The above specifies that the group ‘quotagrp’ has the following allowances:
49Mb of data is allowed, with 50Mb allowed for a grace period of 7 days.
1000 files are allowed, with 1100 files allowed for a grace period of 7 days.
2) Setting quotas for users.
If you wish to set a quota for an individual user, do the following:
# setquota -u fred 49000 50000 0 0 -a /dev/loop0
The above specifies that the user ‘fred’ has the following allowances:
49Mb of data is allowed, with 50Mb allowed for a grace period of 7 days.
An unlimited number of files are allowed.
3) Changing the grace period.
By default the grace period is 7 days.
If you wish to change the grace period for a group, do the following:
# setquota -g quotagrp -T 604800 0 -a /dev/loop0
If you wish to change the grace period for a user, do the following:
# setquota -u fred -T 604800 0 -a /dev/loop0
The two values (604800 and 0) represent the block and inode grace period, respectively, specified in seconds. 7 days = 604800 seconds.
For each file system that you wish to enable quota checks on do the following:
# quotaon /usr/share/downloads
Note: Quotas can be disabled by using the ‘quotaoff’ command in the same way.
To see a report for the file system type:
# repquota -vugsi /usr/share/downloads
This should show all user and group quotas. Use ‘-vusi’ for user reports only, or ‘-vgsi’ for group reports only.
An example group report on an empty file system should look like this:
*** Report for group quotas on device /dev/loop0 Block grace time: 7days; Inode grace time: 00:00 Block limits File limits Group used soft hard grace used soft hard grace ---------------------------------------------------------------------- root -- 4924 0 0 4 0 0 quotagrp -- 0 49000 50000 0 0 0 Statistics: Total blocks: 7 Data blocks: 1 Entries: 2 Used average: 2.000000
The two ‘-‘ signs after the user/group name represent the status of the block and file quota respectively. A ‘-‘ signifies that the user/group is under quota, and a ‘+’ sign signifies that the user/group is over quota.
If group ‘quotagrp’ exceeded its quota you should see something like the following:
Block limits File limits Group used soft hard grace used soft hard grace ---------------------------------------------------------------------- root -- 4924 0 0 4 0 0 quotagrp +- 49108 49000 50000 7days 3 0 0

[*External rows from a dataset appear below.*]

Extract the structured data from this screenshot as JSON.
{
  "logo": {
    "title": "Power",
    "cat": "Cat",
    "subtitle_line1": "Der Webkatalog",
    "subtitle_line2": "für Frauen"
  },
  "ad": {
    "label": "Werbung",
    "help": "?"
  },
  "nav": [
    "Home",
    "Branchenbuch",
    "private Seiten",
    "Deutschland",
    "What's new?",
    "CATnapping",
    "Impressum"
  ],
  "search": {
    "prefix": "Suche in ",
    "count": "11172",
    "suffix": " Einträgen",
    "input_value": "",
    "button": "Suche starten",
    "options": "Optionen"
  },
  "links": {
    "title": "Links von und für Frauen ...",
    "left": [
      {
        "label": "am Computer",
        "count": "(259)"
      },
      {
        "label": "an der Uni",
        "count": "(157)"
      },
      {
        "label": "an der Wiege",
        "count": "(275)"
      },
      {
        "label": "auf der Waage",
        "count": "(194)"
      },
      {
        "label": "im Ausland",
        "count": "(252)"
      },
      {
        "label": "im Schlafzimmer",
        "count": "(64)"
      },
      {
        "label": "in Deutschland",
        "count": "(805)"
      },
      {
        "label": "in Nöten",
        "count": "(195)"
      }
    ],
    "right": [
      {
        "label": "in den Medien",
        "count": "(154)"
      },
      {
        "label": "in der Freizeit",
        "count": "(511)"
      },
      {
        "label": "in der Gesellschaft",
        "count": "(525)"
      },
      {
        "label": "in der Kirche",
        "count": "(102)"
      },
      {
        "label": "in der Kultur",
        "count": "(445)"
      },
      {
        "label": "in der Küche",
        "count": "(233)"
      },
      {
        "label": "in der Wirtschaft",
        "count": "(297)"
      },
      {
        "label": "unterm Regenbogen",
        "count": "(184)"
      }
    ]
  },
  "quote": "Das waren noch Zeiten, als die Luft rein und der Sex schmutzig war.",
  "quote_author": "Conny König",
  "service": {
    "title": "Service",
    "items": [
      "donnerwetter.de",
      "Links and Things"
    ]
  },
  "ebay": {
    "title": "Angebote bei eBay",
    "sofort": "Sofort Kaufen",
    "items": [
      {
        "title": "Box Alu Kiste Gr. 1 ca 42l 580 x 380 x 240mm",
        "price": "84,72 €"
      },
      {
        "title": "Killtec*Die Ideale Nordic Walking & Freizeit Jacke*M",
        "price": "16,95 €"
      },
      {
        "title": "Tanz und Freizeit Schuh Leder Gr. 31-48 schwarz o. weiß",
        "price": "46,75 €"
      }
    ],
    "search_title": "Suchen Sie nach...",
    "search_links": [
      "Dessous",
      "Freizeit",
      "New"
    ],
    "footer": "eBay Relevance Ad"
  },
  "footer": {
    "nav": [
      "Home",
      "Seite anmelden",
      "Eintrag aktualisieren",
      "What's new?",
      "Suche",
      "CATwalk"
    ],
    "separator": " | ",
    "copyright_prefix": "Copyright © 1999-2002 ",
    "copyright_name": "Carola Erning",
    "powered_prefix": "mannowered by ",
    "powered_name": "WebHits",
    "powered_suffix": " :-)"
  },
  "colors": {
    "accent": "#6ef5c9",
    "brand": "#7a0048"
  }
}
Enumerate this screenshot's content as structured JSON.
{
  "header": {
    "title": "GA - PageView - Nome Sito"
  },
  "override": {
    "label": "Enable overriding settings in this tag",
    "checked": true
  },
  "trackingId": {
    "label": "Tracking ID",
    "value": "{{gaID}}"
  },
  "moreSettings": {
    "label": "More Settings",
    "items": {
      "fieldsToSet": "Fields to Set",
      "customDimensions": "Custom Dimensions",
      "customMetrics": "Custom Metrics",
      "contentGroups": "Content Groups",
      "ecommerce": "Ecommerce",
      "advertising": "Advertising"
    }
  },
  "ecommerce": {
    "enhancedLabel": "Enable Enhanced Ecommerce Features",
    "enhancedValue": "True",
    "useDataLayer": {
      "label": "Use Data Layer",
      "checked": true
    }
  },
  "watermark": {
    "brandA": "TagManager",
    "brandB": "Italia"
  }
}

The ‘+-‘ signifies that group ‘quotagrp’ is over block quota, but not file quota.
1) Set the e-mail address for a group.
Edit ‘/etc/quotagrpadmins’ with a text editor, and add a line in the following format:
This specifies the user that has been assigned as administrator for the group ‘quotagrp’.
2) Add file systems for quota checking.
Edit ‘/etc/quotatab’ and add a line in the following format:
/usr/share/downloads: downloads directory
3) Create warning messages.
Edit ‘/etc/warnquota.conf’ and change the following:
change to suit:
MAIL_CMD = "/usr/sbin/sendmail -t"
FROM = "email@example.com"
SUBJECT = NOTE: You are exceeding your allocated disk space limits
If you would like a copy of any warning e-mails sent to your address, specify it using the following parameter:
CC_TO = "firstname.lastname@example.org"
MESSAGE = Your disk usage has exceeded the agreed limits\ on this server.|Please delete any unnecessary files on the following filesystems:|
SIGNATURE = Thank you.| Administrator.|
GROUP_MESSAGE = The disk usage for group '%s', which you are administrator of, has exceeded the agreed limits.|\ Please delete any unnecessary files on the following filesystems:|
GROUP_SIGNATURE = Thank you.| Administrator.|
4) Run a check.
# warnquota -g /usr/share/downloads
This checks whether the directory is over quota for the group, and if so e-mails the group admin. It can be ran manually or added to crontab to be run automatically.